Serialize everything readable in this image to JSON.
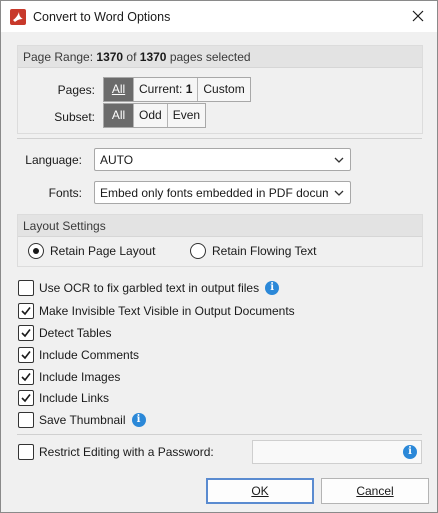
{
  "window": {
    "title": "Convert to Word Options",
    "close_icon": "close-icon"
  },
  "page_range": {
    "prefix": "Page Range: ",
    "current": "1370",
    "of": " of ",
    "total": "1370",
    "suffix": " pages selected",
    "pages_label": "Pages:",
    "pages_options": [
      {
        "label": "All",
        "active": true
      },
      {
        "label_prefix": "Current: ",
        "label_value": "1",
        "active": false
      },
      {
        "label": "Custom",
        "active": false
      }
    ],
    "subset_label": "Subset:",
    "subset_options": [
      {
        "label": "All",
        "active": true
      },
      {
        "label": "Odd",
        "active": false
      },
      {
        "label": "Even",
        "active": false
      }
    ]
  },
  "language": {
    "label": "Language:",
    "value": "AUTO"
  },
  "fonts": {
    "label": "Fonts:",
    "value": "Embed only fonts embedded in PDF document"
  },
  "layout": {
    "header": "Layout Settings",
    "options": [
      {
        "label": "Retain Page Layout",
        "selected": true
      },
      {
        "label": "Retain Flowing Text",
        "selected": false
      }
    ]
  },
  "checkboxes": [
    {
      "label": "Use OCR to fix garbled text in output files",
      "checked": false,
      "info": true
    },
    {
      "label": "Make Invisible Text Visible in Output Documents",
      "checked": true,
      "info": false
    },
    {
      "label": "Detect Tables",
      "checked": true,
      "info": false
    },
    {
      "label": "Include Comments",
      "checked": true,
      "info": false
    },
    {
      "label": "Include Images",
      "checked": true,
      "info": false
    },
    {
      "label": "Include Links",
      "checked": true,
      "info": false
    },
    {
      "label": "Save Thumbnail",
      "checked": false,
      "info": true
    }
  ],
  "password": {
    "label": "Restrict Editing with a Password:",
    "checked": false,
    "value": ""
  },
  "buttons": {
    "ok": "OK",
    "cancel": "Cancel"
  },
  "colors": {
    "accent": "#2b88d8",
    "app_icon": "#c8392b",
    "segment_active": "#6b6b6b"
  }
}
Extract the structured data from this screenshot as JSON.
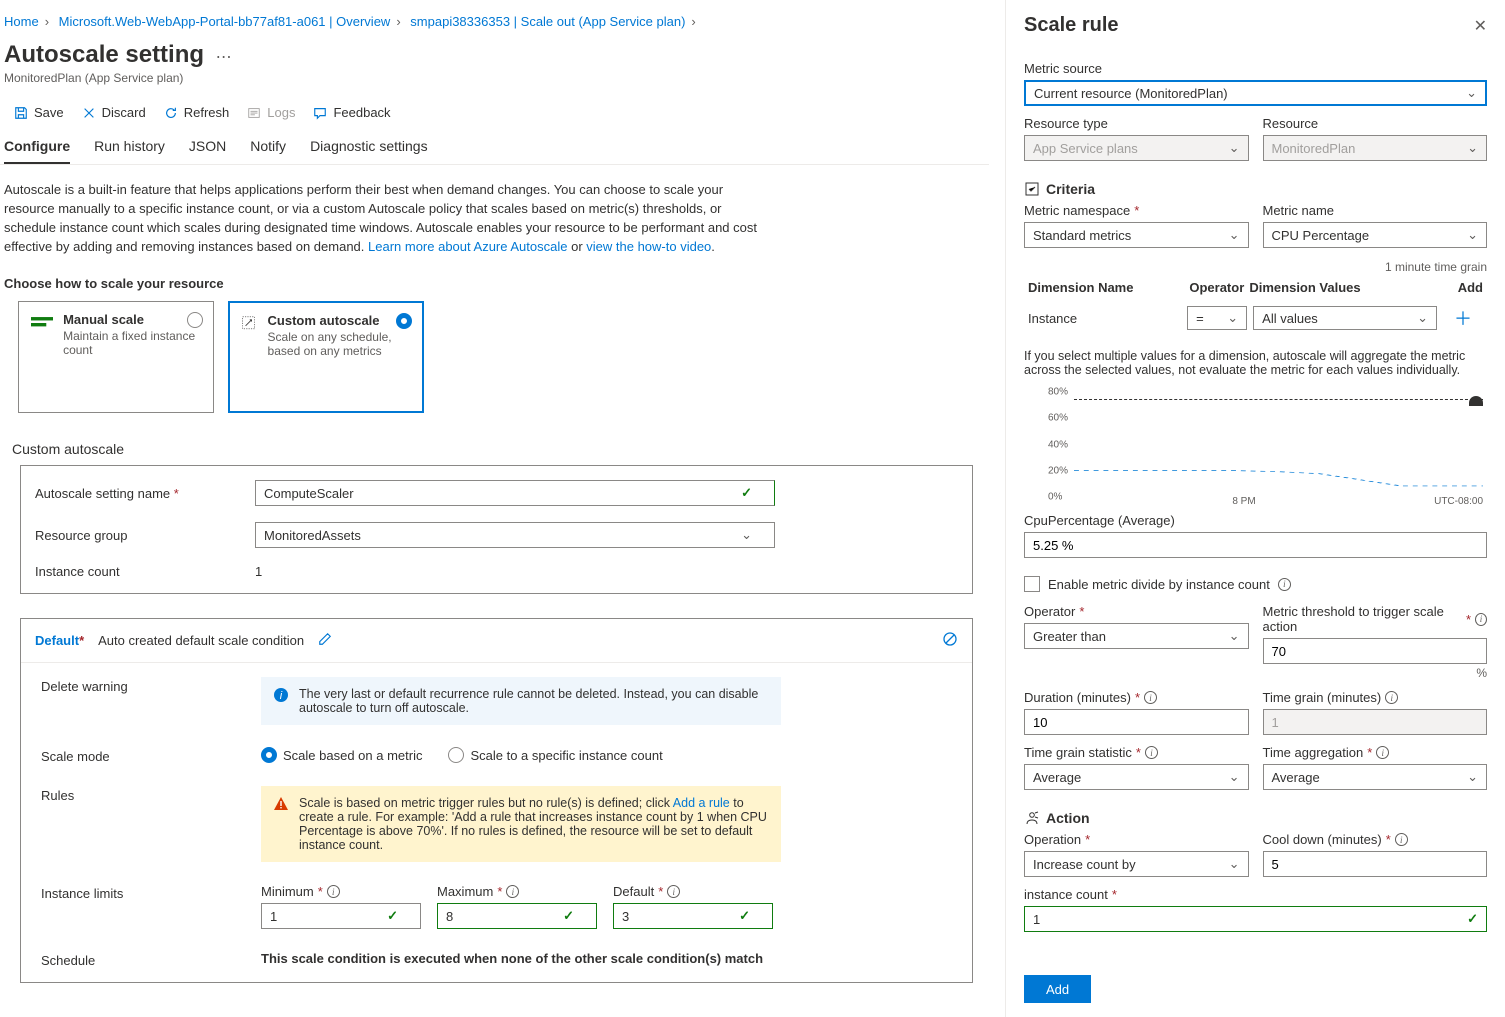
{
  "breadcrumb": [
    {
      "label": "Home"
    },
    {
      "label": "Microsoft.Web-WebApp-Portal-bb77af81-a061 | Overview"
    },
    {
      "label": "smpapi38336353 | Scale out (App Service plan)"
    }
  ],
  "page": {
    "title": "Autoscale setting",
    "subtitle": "MonitoredPlan (App Service plan)"
  },
  "toolbar": {
    "save": "Save",
    "discard": "Discard",
    "refresh": "Refresh",
    "logs": "Logs",
    "feedback": "Feedback"
  },
  "tabs": [
    "Configure",
    "Run history",
    "JSON",
    "Notify",
    "Diagnostic settings"
  ],
  "description": {
    "text": "Autoscale is a built-in feature that helps applications perform their best when demand changes. You can choose to scale your resource manually to a specific instance count, or via a custom Autoscale policy that scales based on metric(s) thresholds, or schedule instance count which scales during designated time windows. Autoscale enables your resource to be performant and cost effective by adding and removing instances based on demand. ",
    "learn": "Learn more about Azure Autoscale",
    "or": " or ",
    "howto": "view the how-to video",
    "dot": "."
  },
  "chooseLabel": "Choose how to scale your resource",
  "choices": {
    "manual": {
      "title": "Manual scale",
      "desc": "Maintain a fixed instance count"
    },
    "custom": {
      "title": "Custom autoscale",
      "desc": "Scale on any schedule, based on any metrics"
    }
  },
  "customHeader": "Custom autoscale",
  "form": {
    "nameLabel": "Autoscale setting name",
    "nameValue": "ComputeScaler",
    "rgLabel": "Resource group",
    "rgValue": "MonitoredAssets",
    "countLabel": "Instance count",
    "countValue": "1"
  },
  "cond": {
    "name": "Default",
    "subtitle": "Auto created default scale condition",
    "deleteLabel": "Delete warning",
    "deleteMsg": "The very last or default recurrence rule cannot be deleted. Instead, you can disable autoscale to turn off autoscale.",
    "scaleModeLabel": "Scale mode",
    "modeMetric": "Scale based on a metric",
    "modeFixed": "Scale to a specific instance count",
    "rulesLabel": "Rules",
    "rulesMsg1": "Scale is based on metric trigger rules but no rule(s) is defined; click ",
    "rulesLink": "Add a rule",
    "rulesMsg2": " to create a rule. For example: 'Add a rule that increases instance count by 1 when CPU Percentage is above 70%'. If no rules is defined, the resource will be set to default instance count.",
    "limitsLabel": "Instance limits",
    "min": "Minimum",
    "minVal": "1",
    "max": "Maximum",
    "maxVal": "8",
    "def": "Default",
    "defVal": "3",
    "scheduleLabel": "Schedule",
    "scheduleMsg": "This scale condition is executed when none of the other scale condition(s) match"
  },
  "blade": {
    "title": "Scale rule",
    "metricSourceLabel": "Metric source",
    "metricSourceValue": "Current resource (MonitoredPlan)",
    "resourceTypeLabel": "Resource type",
    "resourceTypeValue": "App Service plans",
    "resourceLabel": "Resource",
    "resourceValue": "MonitoredPlan",
    "criteria": "Criteria",
    "metricNsLabel": "Metric namespace",
    "metricNsValue": "Standard metrics",
    "metricNameLabel": "Metric name",
    "metricNameValue": "CPU Percentage",
    "timeGrainNote": "1 minute time grain",
    "dimHead": {
      "name": "Dimension Name",
      "op": "Operator",
      "vals": "Dimension Values",
      "add": "Add"
    },
    "dimRow": {
      "name": "Instance",
      "op": "=",
      "vals": "All values"
    },
    "multiNote": "If you select multiple values for a dimension, autoscale will aggregate the metric across the selected values, not evaluate the metric for each values individually.",
    "cpLabel": "CpuPercentage (Average)",
    "cpValue": "5.25 %",
    "enableDivide": "Enable metric divide by instance count",
    "operatorLabel": "Operator",
    "operatorValue": "Greater than",
    "thresholdLabel": "Metric threshold to trigger scale action",
    "thresholdValue": "70",
    "pct": "%",
    "durationLabel": "Duration (minutes)",
    "durationValue": "10",
    "tgMinLabel": "Time grain (minutes)",
    "tgMinValue": "1",
    "tgStatLabel": "Time grain statistic",
    "tgStatValue": "Average",
    "tAggLabel": "Time aggregation",
    "tAggValue": "Average",
    "action": "Action",
    "operationLabel": "Operation",
    "operationValue": "Increase count by",
    "cooldownLabel": "Cool down (minutes)",
    "cooldownValue": "5",
    "instCountLabel": "instance count",
    "instCountValue": "1",
    "addBtn": "Add"
  },
  "chart_data": {
    "type": "line",
    "title": "",
    "ylabel": "",
    "xlabel": "",
    "ylim": [
      0,
      80
    ],
    "yticks": [
      0,
      20,
      40,
      60,
      80
    ],
    "xticks": [
      "8 PM",
      "UTC-08:00"
    ],
    "threshold": 70,
    "series": [
      {
        "name": "CpuPercentage",
        "x": [
          0,
          1,
          2,
          3,
          4,
          5,
          6,
          7,
          8,
          9
        ],
        "values": [
          9,
          9,
          9,
          9,
          9,
          8,
          7,
          4,
          1,
          1
        ]
      }
    ]
  }
}
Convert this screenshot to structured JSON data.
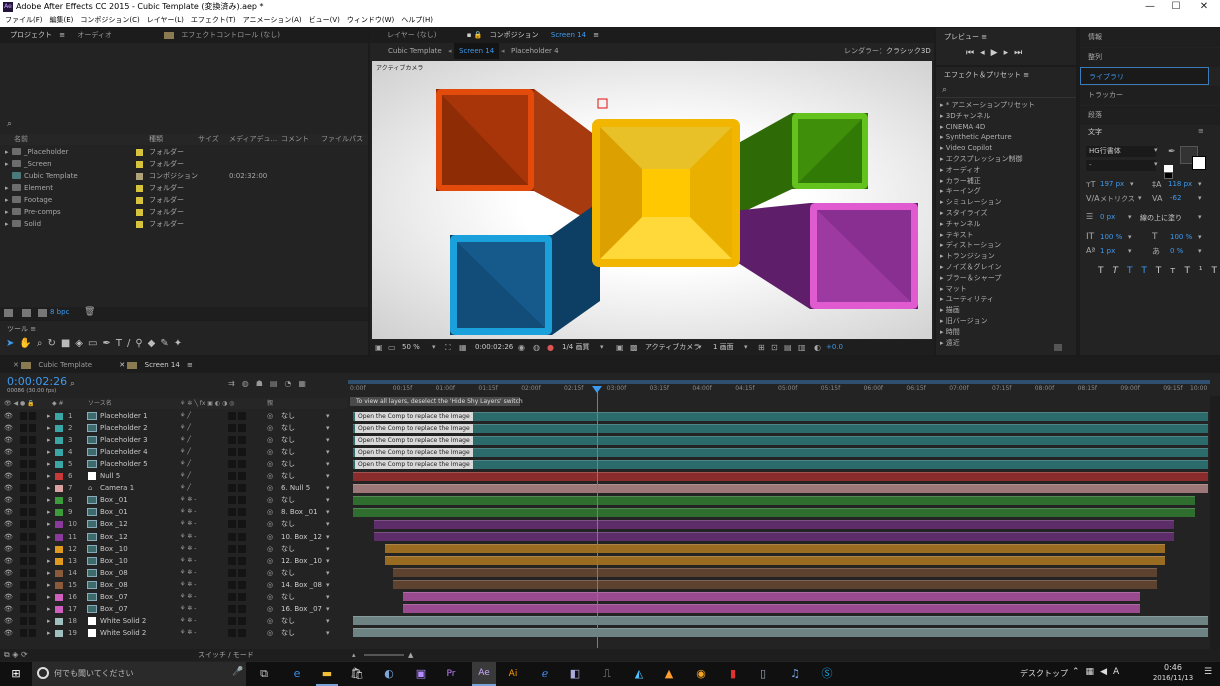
{
  "app": {
    "title": "Adobe After Effects CC 2015 - Cubic Template (変換済み).aep *",
    "minimize": "—",
    "maximize": "☐",
    "close": "✕"
  },
  "menu": [
    "ファイル(F)",
    "編集(E)",
    "コンポジション(C)",
    "レイヤー(L)",
    "エフェクト(T)",
    "アニメーション(A)",
    "ビュー(V)",
    "ウィンドウ(W)",
    "ヘルプ(H)"
  ],
  "project": {
    "tabs": [
      "プロジェクト",
      "オーディオ",
      "エフェクトコントロール (なし)"
    ],
    "columns": [
      "名前",
      "種類",
      "サイズ",
      "メディアデュ...",
      "コメント",
      "ファイルパス"
    ],
    "items": [
      {
        "name": "_Placeholder",
        "type": "フォルダー",
        "size": "",
        "color": "#d6c43c"
      },
      {
        "name": "_Screen",
        "type": "フォルダー",
        "size": "",
        "color": "#d6c43c"
      },
      {
        "name": "Cubic Template",
        "type": "コンポジション",
        "size": "0:02:32:00",
        "color": "#b0a37a"
      },
      {
        "name": "Element",
        "type": "フォルダー",
        "size": "",
        "color": "#d6c43c"
      },
      {
        "name": "Footage",
        "type": "フォルダー",
        "size": "",
        "color": "#d6c43c"
      },
      {
        "name": "Pre-comps",
        "type": "フォルダー",
        "size": "",
        "color": "#d6c43c"
      },
      {
        "name": "Solid",
        "type": "フォルダー",
        "size": "",
        "color": "#d6c43c"
      }
    ],
    "bpc": "8 bpc"
  },
  "tools": {
    "label": "ツール"
  },
  "comp": {
    "tabs": [
      "レイヤー (なし)",
      "コンポジション",
      "Screen 14"
    ],
    "breadcrumbs": [
      "Cubic Template",
      "Screen 14",
      "Placeholder 4"
    ],
    "renderer_label": "レンダラー：",
    "renderer": "クラシック3D",
    "camera_label": "アクティブカメラ",
    "zoom": "50 %",
    "timecode": "0:00:02:26",
    "resolution": "1/4 画質",
    "view_camera": "アクティブカメラ",
    "views": "1 画面",
    "exposure": "+0.0"
  },
  "preview": {
    "title": "プレビュー"
  },
  "effects": {
    "title": "エフェクト＆プリセット",
    "items": [
      "* アニメーションプリセット",
      "3Dチャンネル",
      "CINEMA 4D",
      "Synthetic Aperture",
      "Video Copilot",
      "エクスプレッション制御",
      "オーディオ",
      "カラー補正",
      "キーイング",
      "シミュレーション",
      "スタイライズ",
      "チャンネル",
      "テキスト",
      "ディストーション",
      "トランジション",
      "ノイズ＆グレイン",
      "ブラー＆シャープ",
      "マット",
      "ユーティリティ",
      "描画",
      "旧バージョン",
      "時間",
      "遠近"
    ]
  },
  "right_tabs": [
    "情報",
    "整列",
    "ライブラリ",
    "トラッカー",
    "段落"
  ],
  "character": {
    "title": "文字",
    "font": "HG行書体",
    "style": "-",
    "size": "197 px",
    "leading": "118 px",
    "kerning": "メトリクス",
    "tracking": "-62",
    "stroke": "0 px",
    "stroke_mode": "線の上に塗り",
    "vscale": "100 %",
    "hscale": "100 %",
    "baseline": "1 px",
    "tsume": "0 %"
  },
  "timeline": {
    "tabs": [
      "Cubic Template",
      "Screen 14"
    ],
    "timecode": "0:00:02:26",
    "fps": "00086 (30.00 fps)",
    "col_source": "ソース名",
    "col_parent": "親",
    "ruler": [
      "0:00f",
      "00:15f",
      "01:00f",
      "01:15f",
      "02:00f",
      "02:15f",
      "03:00f",
      "03:15f",
      "04:00f",
      "04:15f",
      "05:00f",
      "05:15f",
      "06:00f",
      "06:15f",
      "07:00f",
      "07:15f",
      "08:00f",
      "08:15f",
      "09:00f",
      "09:15f",
      "10:00"
    ],
    "shy_note": "To view all layers, deselect the 'Hide Shy Layers' switch",
    "clip_note": "Open the Comp to replace the Image",
    "bottom": "スイッチ / モード",
    "layers": [
      {
        "n": "1",
        "name": "Placeholder 1",
        "parent": "なし",
        "label": "#3aa6a6",
        "bar": "#2b6b6b",
        "start": 0.0,
        "end": 1.0,
        "kind": "comp"
      },
      {
        "n": "2",
        "name": "Placeholder 2",
        "parent": "なし",
        "label": "#3aa6a6",
        "bar": "#2b6b6b",
        "start": 0.0,
        "end": 1.0,
        "kind": "comp"
      },
      {
        "n": "3",
        "name": "Placeholder 3",
        "parent": "なし",
        "label": "#3aa6a6",
        "bar": "#2b6b6b",
        "start": 0.0,
        "end": 1.0,
        "kind": "comp"
      },
      {
        "n": "4",
        "name": "Placeholder 4",
        "parent": "なし",
        "label": "#3aa6a6",
        "bar": "#2b6b6b",
        "start": 0.0,
        "end": 1.0,
        "kind": "comp"
      },
      {
        "n": "5",
        "name": "Placeholder 5",
        "parent": "なし",
        "label": "#3aa6a6",
        "bar": "#2b6b6b",
        "start": 0.0,
        "end": 1.0,
        "kind": "comp"
      },
      {
        "n": "6",
        "name": "Null 5",
        "parent": "なし",
        "label": "#c8393a",
        "bar": "#8a2c2c",
        "start": 0.0,
        "end": 1.0,
        "kind": "solid"
      },
      {
        "n": "7",
        "name": "Camera 1",
        "parent": "6. Null 5",
        "label": "#d8a0a0",
        "bar": "#9e7878",
        "start": 0.0,
        "end": 1.0,
        "kind": "cam"
      },
      {
        "n": "8",
        "name": "Box _01",
        "parent": "なし",
        "label": "#3c9c3c",
        "bar": "#2f6e2f",
        "start": 0.0,
        "end": 0.985,
        "kind": "comp"
      },
      {
        "n": "9",
        "name": "Box _01",
        "parent": "8. Box _01",
        "label": "#3c9c3c",
        "bar": "#2f6e2f",
        "start": 0.0,
        "end": 0.985,
        "kind": "comp"
      },
      {
        "n": "10",
        "name": "Box _12",
        "parent": "なし",
        "label": "#8a3a9a",
        "bar": "#5c2d68",
        "start": 0.025,
        "end": 0.96,
        "kind": "comp"
      },
      {
        "n": "11",
        "name": "Box _12",
        "parent": "10. Box _12",
        "label": "#8a3a9a",
        "bar": "#5c2d68",
        "start": 0.025,
        "end": 0.96,
        "kind": "comp"
      },
      {
        "n": "12",
        "name": "Box _10",
        "parent": "なし",
        "label": "#e09a20",
        "bar": "#9a6c22",
        "start": 0.037,
        "end": 0.95,
        "kind": "comp"
      },
      {
        "n": "13",
        "name": "Box _10",
        "parent": "12. Box _10",
        "label": "#e09a20",
        "bar": "#9a6c22",
        "start": 0.037,
        "end": 0.95,
        "kind": "comp"
      },
      {
        "n": "14",
        "name": "Box _08",
        "parent": "なし",
        "label": "#8a5a3a",
        "bar": "#5e4230",
        "start": 0.047,
        "end": 0.94,
        "kind": "comp"
      },
      {
        "n": "15",
        "name": "Box _08",
        "parent": "14. Box _08",
        "label": "#8a5a3a",
        "bar": "#5e4230",
        "start": 0.047,
        "end": 0.94,
        "kind": "comp"
      },
      {
        "n": "16",
        "name": "Box _07",
        "parent": "なし",
        "label": "#d060c0",
        "bar": "#9a4a8e",
        "start": 0.058,
        "end": 0.92,
        "kind": "comp"
      },
      {
        "n": "17",
        "name": "Box _07",
        "parent": "16. Box _07",
        "label": "#d060c0",
        "bar": "#9a4a8e",
        "start": 0.058,
        "end": 0.92,
        "kind": "comp"
      },
      {
        "n": "18",
        "name": "White Solid 2",
        "parent": "なし",
        "label": "#a0c0c0",
        "bar": "#6e8484",
        "start": 0.0,
        "end": 1.0,
        "kind": "solid"
      },
      {
        "n": "19",
        "name": "White Solid 2",
        "parent": "なし",
        "label": "#a0c0c0",
        "bar": "#6e8484",
        "start": 0.0,
        "end": 1.0,
        "kind": "solid"
      }
    ]
  },
  "taskbar": {
    "search": "何でも聞いてください",
    "desktop": "デスクトップ",
    "ime": "A",
    "time": "0:46",
    "date": "2016/11/13"
  }
}
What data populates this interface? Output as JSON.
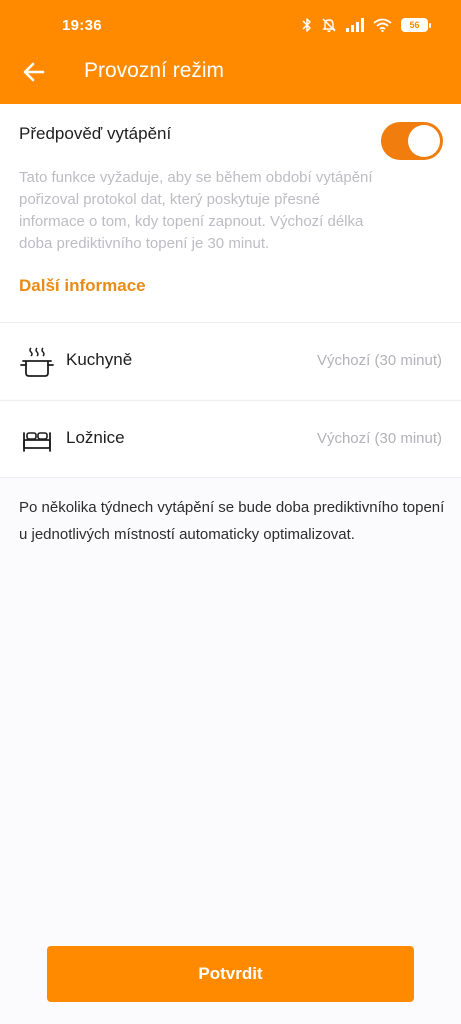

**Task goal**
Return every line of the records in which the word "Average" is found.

**Result of the exercise**
    "cpLabel": "CpuPercentage (Average)",
    "tgStatValue": "Average",
    "tAggValue": "Average",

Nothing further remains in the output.